[Component data from apps and pages]
##########

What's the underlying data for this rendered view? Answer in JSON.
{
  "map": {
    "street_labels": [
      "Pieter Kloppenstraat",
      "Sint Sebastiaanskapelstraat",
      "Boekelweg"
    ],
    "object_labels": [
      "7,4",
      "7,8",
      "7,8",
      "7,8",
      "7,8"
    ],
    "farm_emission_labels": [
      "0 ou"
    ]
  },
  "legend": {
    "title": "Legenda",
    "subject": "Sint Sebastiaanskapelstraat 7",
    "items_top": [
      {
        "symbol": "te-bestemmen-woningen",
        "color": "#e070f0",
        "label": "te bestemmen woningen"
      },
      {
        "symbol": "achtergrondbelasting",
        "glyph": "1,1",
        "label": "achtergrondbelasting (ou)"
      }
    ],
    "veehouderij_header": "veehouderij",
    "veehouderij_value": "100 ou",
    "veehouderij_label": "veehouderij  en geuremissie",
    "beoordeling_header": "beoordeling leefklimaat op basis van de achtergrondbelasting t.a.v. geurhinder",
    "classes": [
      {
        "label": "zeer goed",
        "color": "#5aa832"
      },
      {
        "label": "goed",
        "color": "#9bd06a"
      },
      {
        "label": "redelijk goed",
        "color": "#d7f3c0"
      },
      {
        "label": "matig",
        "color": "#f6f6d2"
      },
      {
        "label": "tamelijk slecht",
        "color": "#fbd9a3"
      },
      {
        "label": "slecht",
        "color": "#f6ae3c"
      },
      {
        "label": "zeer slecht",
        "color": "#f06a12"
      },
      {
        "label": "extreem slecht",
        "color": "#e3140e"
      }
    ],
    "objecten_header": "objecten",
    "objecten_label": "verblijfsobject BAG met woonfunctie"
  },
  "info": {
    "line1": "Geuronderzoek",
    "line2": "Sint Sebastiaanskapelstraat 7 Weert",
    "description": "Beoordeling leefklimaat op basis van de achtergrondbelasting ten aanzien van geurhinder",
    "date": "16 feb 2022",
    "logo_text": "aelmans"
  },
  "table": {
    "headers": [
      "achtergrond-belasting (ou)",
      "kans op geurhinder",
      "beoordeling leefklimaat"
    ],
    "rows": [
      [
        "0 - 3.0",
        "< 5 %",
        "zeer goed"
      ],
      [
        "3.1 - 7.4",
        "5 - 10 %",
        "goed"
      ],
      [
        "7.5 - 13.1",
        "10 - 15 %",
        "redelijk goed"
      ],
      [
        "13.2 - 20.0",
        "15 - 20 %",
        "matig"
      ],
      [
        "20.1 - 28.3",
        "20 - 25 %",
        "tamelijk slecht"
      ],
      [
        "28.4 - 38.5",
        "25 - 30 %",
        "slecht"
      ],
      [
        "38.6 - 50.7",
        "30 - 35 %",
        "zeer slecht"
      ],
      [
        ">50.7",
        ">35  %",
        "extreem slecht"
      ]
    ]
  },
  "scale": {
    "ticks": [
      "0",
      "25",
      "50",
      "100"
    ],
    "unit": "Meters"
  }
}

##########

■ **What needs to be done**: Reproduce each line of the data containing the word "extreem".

■ **Your response**:
        "label": "extreem slecht",
        "extreem slecht"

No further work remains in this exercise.